Short-eared Owls

Short-eared Owl1-0
Short-eared Owl

The Great Horned Owl sighting left me so excited that I decided to try spotting a second owl: The Short-eared Owl. The common open grasslands bird is a winter resident of the Stuttgart Municipal Airport. Past trips yielded no results so I finally got my hands on a map of where exactly to look and headed back out.

The trip lasted less than an hour and was a complete success. First, the trip started off on a great note when I discovered an airport employee was back at work after a long bout of illness. After signing in, I immediately stepped out of the airport’s office to find Northern Harriers, Killdeer and Red-winged Blackbirds.

My next stroke of luck came when the below-pictured plane took off, stirring up the owls. I counted about eight in all. According to the National Audubon Society, Short-eared Owls are in serious decline over much of its range with the primary threat being the destruction and degradation of open habitat. I think the owls are fascinating because you can find them easily throughout the day.

Short-eared Owl1-1

Short-eared Owl2

The Stuttgart Municipal Airport was originally prime farmland the U.S. government bought for an air force training site during WWII. After the war, the property was handed over to the City of Stuttgart for use as a municipal airport. Today, the military still uses the airport for training exercises.

The airport also remains busy with agricultural-, business- and hunting-related flights as well as birders. Audubon Arkansas and the City of Stuttgart previously started a 252 acre prairie restoration project for grassland birds. There are now prescribed fires, non-native plant control and rubble removal to benefit 13 prairie bird species of great conservation need.
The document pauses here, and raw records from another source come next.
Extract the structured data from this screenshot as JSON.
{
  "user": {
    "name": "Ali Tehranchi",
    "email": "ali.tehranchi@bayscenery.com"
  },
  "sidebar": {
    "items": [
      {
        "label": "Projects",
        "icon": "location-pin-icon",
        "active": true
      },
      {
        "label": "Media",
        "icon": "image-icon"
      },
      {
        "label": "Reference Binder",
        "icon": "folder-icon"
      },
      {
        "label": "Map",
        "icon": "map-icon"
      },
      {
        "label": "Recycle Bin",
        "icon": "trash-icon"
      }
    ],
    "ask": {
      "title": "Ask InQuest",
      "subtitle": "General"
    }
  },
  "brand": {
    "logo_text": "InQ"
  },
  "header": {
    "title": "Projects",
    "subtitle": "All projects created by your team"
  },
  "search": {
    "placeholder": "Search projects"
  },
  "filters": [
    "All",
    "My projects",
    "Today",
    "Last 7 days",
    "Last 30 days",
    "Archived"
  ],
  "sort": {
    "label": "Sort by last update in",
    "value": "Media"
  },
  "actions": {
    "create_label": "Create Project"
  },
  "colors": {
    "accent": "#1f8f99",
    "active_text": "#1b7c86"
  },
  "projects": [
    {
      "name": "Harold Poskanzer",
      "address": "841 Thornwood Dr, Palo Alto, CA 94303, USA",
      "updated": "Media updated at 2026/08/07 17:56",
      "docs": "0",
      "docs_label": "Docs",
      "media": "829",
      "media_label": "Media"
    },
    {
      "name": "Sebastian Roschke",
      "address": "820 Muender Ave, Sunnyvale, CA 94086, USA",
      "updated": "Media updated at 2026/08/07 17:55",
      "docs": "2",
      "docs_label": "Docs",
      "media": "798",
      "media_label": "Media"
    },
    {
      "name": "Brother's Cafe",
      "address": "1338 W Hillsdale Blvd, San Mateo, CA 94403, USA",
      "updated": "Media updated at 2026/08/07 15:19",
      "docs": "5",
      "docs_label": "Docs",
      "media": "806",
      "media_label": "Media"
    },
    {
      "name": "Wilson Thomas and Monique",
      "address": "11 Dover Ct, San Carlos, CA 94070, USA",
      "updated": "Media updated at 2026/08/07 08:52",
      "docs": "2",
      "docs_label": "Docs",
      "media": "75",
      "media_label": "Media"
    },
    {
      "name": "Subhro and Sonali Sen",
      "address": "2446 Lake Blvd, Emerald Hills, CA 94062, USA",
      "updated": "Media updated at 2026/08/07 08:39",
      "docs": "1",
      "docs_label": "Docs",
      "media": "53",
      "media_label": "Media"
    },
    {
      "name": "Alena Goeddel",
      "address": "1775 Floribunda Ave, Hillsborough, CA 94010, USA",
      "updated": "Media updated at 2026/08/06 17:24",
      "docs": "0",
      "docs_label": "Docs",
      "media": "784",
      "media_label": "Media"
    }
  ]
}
According to Audubon Arkansas, the project “continues a landmark collaborative working towards the long-term goal of a 2,000-acre core of contiguous native grassland suitable for the reintroduction of the Greater Prairie-Chicken to Arkansas.”

Short-eared Owl3

Short-eared Owl4

Short-eared owl5-not sure?
I ended the visit sighting an eastern meadowlark and this shorebird. I have no clue what it could be.

Photo essay: 1st CBC

Golden-Crowned Kinglet
Golden-Crowned Kinglet

I participated in my very first Christmas Bird Count (CBC) Saturday. It was pretty fun, especially since it allowed me to tour the restricted areas of the White River National Wildlife Refuge.

My group did not discover any rare or unusual birds, however, I was able to view two firsts for me: The Golden-Crowned Kinglet and Wild Turkeys. We also viewed thousands of Mallards, Northern Shovelers, Ruddy ducks, and geese in the refuge’s sanctuary.

Here’s some more pictures from the day:

Wild Turkey
Wild Turkey
1-5 (3) Bamboo
Bamboo, an invasive species that is spreading on the refuge.
1-5 (4) Mallards, Ross, Snow and Speckled Bellies Geese2
There were plenty of Mallards as well as Ross, Snow and Speckled Bellied Geese.
1-5 (5) Mallards, Ross, Snow and Speckled Bellies Geese1
There were plenty of Mallards as well as Ross, Snow and Speckled Bellied Geese.
White-Throated Sparrow
White-Throated Sparrow
Song Sparrow
Song Sparrow — I saw plenty at the refuge, however, this particular one was at the Stuttgart airport late Saturday afternoon.